“After the event, we all went back to my house for a glass of wine, just get to know each other better and discuss what we wanted to do next,” Sullivan said. They acknowledged that everyone was busy with their own lives and pursuing a solution to a problem as critical and prickly as affordable housing seemed daunting. But they decided to simply commit to taking things one step at a time.  

The first step was talking to Sullivan’s daughter, who works as an affordable housing attorney. It was through conversations with her that they learned how expensive it was to build Accessory Dwelling Units, or ADUs, on properties – enough to feel like a roadblock. But the team is still taking steps and exploring other options, including a collaboration with a member of the second-place team at the summit, whose idea involved building affordable container housing on open land in Freeport.   

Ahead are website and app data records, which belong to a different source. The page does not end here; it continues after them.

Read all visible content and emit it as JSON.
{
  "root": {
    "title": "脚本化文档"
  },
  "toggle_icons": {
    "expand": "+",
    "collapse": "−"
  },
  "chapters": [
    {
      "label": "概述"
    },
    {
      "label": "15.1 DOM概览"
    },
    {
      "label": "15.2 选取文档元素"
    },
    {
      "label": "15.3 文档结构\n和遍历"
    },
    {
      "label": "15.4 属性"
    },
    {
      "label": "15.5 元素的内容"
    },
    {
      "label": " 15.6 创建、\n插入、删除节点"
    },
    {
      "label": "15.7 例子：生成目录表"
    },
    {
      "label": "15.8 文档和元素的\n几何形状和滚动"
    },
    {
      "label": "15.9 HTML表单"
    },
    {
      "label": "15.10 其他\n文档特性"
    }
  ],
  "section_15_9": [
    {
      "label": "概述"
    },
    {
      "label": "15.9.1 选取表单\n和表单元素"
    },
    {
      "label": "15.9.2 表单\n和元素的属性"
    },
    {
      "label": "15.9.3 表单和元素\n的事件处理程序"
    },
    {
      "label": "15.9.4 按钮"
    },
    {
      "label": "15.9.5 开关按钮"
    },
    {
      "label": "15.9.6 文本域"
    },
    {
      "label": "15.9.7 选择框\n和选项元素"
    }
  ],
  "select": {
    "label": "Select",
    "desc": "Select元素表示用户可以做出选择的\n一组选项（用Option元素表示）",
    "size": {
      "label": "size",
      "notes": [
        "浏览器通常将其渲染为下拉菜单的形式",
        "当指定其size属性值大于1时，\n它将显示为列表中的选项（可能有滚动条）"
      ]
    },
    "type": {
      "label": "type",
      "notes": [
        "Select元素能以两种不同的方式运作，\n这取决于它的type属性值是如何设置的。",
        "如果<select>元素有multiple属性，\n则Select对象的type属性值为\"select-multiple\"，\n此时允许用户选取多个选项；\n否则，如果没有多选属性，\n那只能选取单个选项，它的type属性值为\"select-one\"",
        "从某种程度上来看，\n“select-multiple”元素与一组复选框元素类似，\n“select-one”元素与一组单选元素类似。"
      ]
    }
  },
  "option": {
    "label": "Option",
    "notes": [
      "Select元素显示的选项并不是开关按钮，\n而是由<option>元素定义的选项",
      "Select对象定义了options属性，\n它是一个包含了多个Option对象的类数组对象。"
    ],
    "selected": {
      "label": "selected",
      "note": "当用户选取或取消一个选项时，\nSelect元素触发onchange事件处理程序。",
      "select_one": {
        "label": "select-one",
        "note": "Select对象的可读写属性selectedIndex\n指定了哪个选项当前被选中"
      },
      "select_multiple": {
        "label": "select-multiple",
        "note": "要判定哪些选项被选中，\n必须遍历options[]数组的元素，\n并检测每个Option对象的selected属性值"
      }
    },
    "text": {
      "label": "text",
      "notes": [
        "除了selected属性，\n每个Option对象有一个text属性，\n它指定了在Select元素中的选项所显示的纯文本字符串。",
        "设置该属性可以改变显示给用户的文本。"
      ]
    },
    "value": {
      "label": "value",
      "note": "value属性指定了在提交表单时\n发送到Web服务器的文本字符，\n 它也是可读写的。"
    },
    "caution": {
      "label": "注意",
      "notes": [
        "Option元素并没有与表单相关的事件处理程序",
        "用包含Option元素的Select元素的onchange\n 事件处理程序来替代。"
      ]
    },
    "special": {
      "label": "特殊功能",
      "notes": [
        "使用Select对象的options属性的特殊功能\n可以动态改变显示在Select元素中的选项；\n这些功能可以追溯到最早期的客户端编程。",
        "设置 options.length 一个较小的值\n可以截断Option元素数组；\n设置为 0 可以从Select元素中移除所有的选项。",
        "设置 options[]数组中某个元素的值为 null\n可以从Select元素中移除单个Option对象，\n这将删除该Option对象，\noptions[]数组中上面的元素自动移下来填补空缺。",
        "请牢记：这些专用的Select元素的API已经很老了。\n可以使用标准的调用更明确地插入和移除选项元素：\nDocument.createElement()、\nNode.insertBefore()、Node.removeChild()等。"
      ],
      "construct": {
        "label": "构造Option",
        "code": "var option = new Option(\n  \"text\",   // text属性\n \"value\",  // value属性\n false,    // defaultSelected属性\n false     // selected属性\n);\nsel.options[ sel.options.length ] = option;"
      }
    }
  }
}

It’s a long road ahead, but conversations are happening, and connections are being made, all stemming from the innovation and energy of the Freeport Start Summit. For Anna Ackerman, the Roux Institute project manager who organizes the Start Summits, team Intergen is what these events are all about.  

“Intergen team is a perfect example of how a randomly selected team of individuals from different backgrounds and ages can come together and combine their unique perspectives on a specific challenge to create a new solution that otherwise might not have been possible,” she said. “By creating the space and structure for networking and teambuilding among community members, we’re encourage aspiring entrepreneurs to take the first steps towards solving a real, pressing challenge.” 

With a future Start Summits in the works, Ackerman encourages community members to join, even if they don’t have an entrepreneurial background.  

“Start Summits are designed to be open and accessible to everyone. Everyone is capable of being creative, working with a team, and solving a problem in a new way,” she said. “We want to reach people who might feel intimidated by the world of entrepreneurship and startups and show them that they have what it takes to build a unique solution, and if they want, turn it into a business.” 

You can read more about the Roux Institute’s upcoming Start Summits here